The number of jobs in the UK rose to a record 35.8 million in June 2022, according to figures from the Office for National Statistics (ONS), yet job vacancies have dropped.

The figure is up 290,000 from March 2022 and exceeds pre-Covid levels recorded in December 2019.

The number of job vacancies in the UK also fell to 1,266,000 between June and August 2022. This represents a decrease in vacancies of 34,000 from March to May 2022, which is the largest quarterly fall since 2020.

Job vacancies in the UK:

Hiring demand increases as unemployment rates fall

Employers facing up to nine months of unfilled vacancies

HR in demand in scramble for talent

Lauren Thomas, UK economist at job site Glassdoor, said any companies struggling to hire should target students and the over-65s.

She said: "The ONS’s latest labour market report tells us that summer’s red-hot labour market is starting to feel an autumn chill, with vacancies down for the second month in a row after nearly two years of nonstop growth.

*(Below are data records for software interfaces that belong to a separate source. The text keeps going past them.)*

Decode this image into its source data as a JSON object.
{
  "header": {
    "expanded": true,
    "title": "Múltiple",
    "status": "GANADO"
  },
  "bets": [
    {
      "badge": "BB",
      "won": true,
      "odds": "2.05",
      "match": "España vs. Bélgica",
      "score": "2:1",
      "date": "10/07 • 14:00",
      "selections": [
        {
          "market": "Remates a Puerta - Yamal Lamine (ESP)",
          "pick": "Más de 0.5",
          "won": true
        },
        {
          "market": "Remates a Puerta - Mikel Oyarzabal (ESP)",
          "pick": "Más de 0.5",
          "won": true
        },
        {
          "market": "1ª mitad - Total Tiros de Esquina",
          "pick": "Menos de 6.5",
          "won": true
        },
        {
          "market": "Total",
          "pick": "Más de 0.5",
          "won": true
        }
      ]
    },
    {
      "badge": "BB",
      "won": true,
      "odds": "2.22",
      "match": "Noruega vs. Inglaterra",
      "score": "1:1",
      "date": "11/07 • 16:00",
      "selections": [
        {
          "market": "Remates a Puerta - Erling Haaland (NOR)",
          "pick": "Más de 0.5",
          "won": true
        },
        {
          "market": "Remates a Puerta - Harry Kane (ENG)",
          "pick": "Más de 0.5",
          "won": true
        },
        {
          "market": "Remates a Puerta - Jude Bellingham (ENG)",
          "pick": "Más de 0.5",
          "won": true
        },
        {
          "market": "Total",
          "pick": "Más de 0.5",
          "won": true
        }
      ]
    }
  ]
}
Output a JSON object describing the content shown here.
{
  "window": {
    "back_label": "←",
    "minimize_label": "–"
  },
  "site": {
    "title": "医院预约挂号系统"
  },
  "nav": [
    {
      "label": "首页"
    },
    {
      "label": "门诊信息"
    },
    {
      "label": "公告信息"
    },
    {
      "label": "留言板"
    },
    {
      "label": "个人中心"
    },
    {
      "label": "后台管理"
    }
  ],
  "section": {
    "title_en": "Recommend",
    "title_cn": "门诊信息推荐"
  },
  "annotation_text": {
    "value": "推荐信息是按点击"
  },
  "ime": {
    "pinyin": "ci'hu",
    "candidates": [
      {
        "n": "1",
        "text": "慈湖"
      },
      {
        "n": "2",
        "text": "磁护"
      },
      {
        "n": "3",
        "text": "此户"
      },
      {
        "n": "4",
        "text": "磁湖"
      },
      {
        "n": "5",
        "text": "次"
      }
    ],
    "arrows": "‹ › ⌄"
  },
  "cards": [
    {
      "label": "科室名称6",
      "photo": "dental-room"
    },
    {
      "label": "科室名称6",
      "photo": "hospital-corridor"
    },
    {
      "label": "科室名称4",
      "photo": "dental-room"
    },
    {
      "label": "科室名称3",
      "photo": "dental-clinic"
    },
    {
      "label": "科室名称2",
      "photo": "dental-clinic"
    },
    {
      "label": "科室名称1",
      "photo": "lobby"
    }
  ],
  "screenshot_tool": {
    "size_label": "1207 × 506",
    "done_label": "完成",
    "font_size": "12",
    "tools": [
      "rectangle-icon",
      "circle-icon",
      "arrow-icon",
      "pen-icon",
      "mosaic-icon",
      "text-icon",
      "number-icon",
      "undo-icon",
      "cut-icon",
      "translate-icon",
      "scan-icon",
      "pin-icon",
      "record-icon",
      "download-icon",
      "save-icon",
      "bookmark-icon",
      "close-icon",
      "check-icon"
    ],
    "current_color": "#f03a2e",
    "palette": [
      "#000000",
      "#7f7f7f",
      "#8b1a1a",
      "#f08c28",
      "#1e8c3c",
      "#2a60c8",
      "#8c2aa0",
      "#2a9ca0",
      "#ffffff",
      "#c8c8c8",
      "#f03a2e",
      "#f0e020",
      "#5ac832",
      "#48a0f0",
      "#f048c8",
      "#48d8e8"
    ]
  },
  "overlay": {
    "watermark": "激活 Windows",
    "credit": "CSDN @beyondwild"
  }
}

"Employers struggling to hire should focus on the over-65s, whose employment rates are tied for the second-highest on record. Students are another possibility to focus on; they’ve driven a large share of the rise in economic inactivity during the pandemic, but many will be returning to the labour market after their programmes end."

There was growth in average pay for workers of 5.5% – including bonuses – between May and July 2022. However the data also showed a drop in real pay for workers during the time period, owed to the high levels of inflation currently experienced in the UK.

Real pay dropped 2.6% between May and July, just shy of a record 3% experienced earlier this year.

The disparity between the public and private sector was also shown; average regular pay growth for the private sector was 6% from May to July, and 2% for the public sector, the largest gap between the two outside of the pandemic. 

Martin Beck, chief economic advisor to economic forecasting group EY Item Club, said the pay figures will influence the Bank of England's Monetary Policy Committee to continue to raise interest rates.

He said: "We expect that the significantly faster growth in pay than the pre-Covid norm will probably carry more weight in the Monetary Policy Committee's thinking in advance of next week's monetary policy decision than the weakness of employment growth or the fall in vacancies.

"The forthcoming energy price cap for businesses should cut the risk of a substantial rise in redundancies, which also points in a hawkish direction for interest rates. The EY Item Club expects unemployment to rise, but anticipates a softer landing compared to past economic downturns. So, on balance, the MPC is likely to take the latest developments in the jobs market as a reason to continue raising interest rates.”